Object reference not set to an instance of an object.
Publications

Retentions trust for subbies – a workable solution?

09 September 2014

​The Government is promising better protection for sub-contractors’ retention payments through a Supplementary Order Paper (SOP) to be introduced to the Construction Contracts Amendment Bill when Parliament reconvenes after the election. 

Drafting instructions for the SOP have been issued.  Much will depend on how well it is drafted as this is a difficult area to legislate and there will not be the usual opportunity for public submissions.

Background

Retentions are payments held back by the developer from the head contractor or by the head contractor from sub-contractors, traditionally as a security for performance.  But the money is commonly used as working capital in the meantime, and generally falls to the liquidator in the event of insolvency, meaning contractors and sub-contractors are left partly unpaid for work they have completed. 
These problems were thrown into sharp focus by the collapse of Mainzeal, creating pressure for reform to protect sub-contractors in particular.

The solution?

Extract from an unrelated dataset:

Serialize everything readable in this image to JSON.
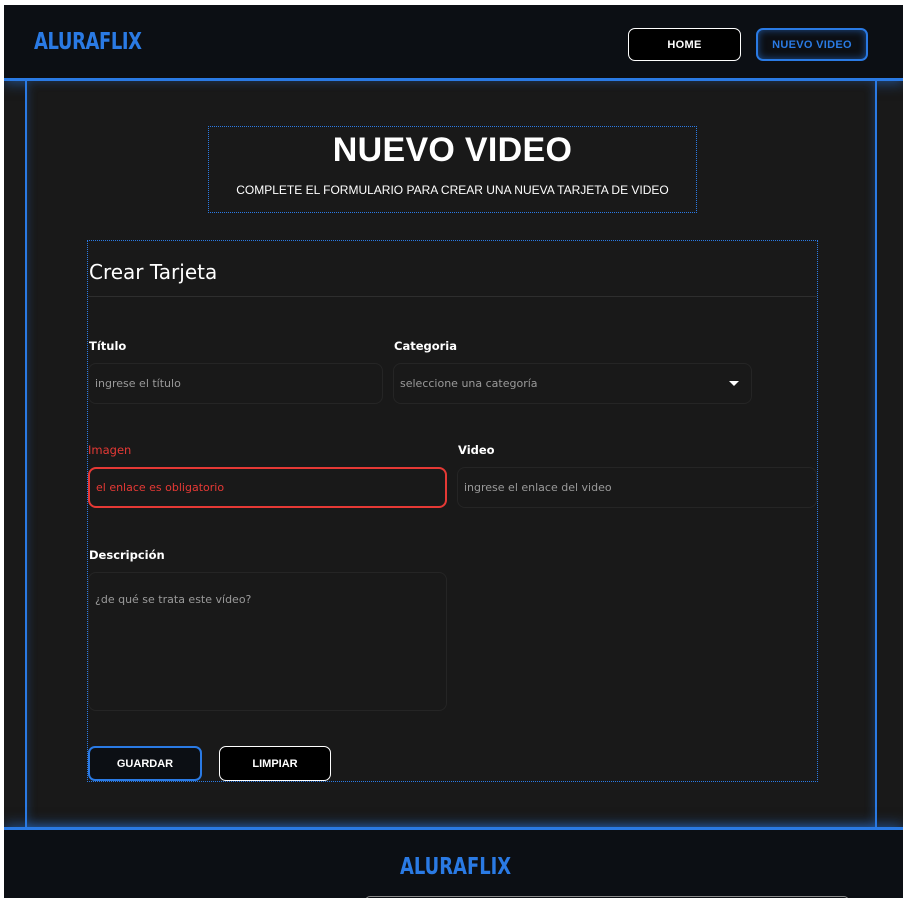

The Government’s proposal will:
  • impose an obligation on the retention-holder to treat the retentions as if they were held in trust, with penalties imposed if they are used for other purposes
  • clarify that the ‘pay when paid’ ban in the Construction Contracts Act also applies to retentions, and 
  • provide for a default rate of interest to be set by regulation and applied to late payment of retentions.

Our view

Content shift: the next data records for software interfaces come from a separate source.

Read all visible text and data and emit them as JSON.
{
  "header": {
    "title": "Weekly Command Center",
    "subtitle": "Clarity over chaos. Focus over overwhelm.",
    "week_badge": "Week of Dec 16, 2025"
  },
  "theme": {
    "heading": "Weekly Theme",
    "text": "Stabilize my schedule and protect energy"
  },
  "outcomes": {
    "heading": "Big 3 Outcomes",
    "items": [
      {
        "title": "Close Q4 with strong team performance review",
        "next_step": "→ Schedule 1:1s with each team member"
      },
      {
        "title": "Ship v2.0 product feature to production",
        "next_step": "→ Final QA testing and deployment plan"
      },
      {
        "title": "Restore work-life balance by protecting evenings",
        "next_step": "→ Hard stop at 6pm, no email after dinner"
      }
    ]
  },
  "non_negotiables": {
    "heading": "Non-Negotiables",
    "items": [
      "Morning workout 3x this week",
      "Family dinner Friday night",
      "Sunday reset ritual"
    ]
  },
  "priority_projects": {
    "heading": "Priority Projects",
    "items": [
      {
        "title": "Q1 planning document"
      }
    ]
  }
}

Building and Construction Minister Nick Smith says the Government decided against requiring that retention funds be put into a separate bank account or a lawyer’s trust fund, as sought by some in the industry, because the compliance costs would be too high. 

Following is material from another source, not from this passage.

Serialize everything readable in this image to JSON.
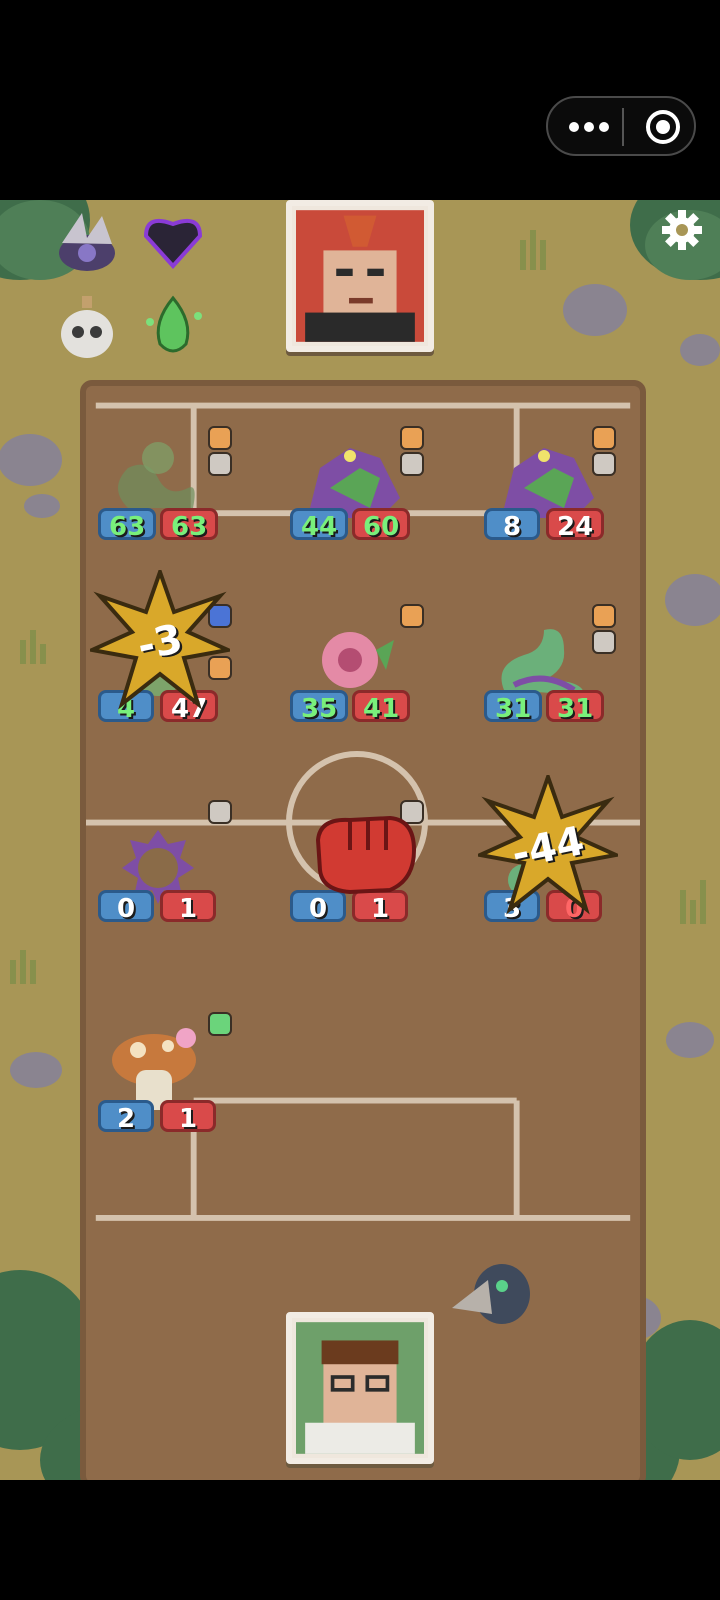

However, in the absence of this segregation, it is difficult to see how the retention monies can be identified among the other funds held in a contractor’s bank account, and how those funds are to be adequately protected if the contractor becomes insolvent. 
These are difficult issues.  Presumably attempts will be made to address them in the drafting of the SOP but we question whether they are inherent in the chosen model.  We await the SOP with interest.
For a fuller discussion of the matters involved, refer to the article John McKay wrote for Infrastructure magazine.  
For further information, please contact the lawyers featured.

Contacts

Related publications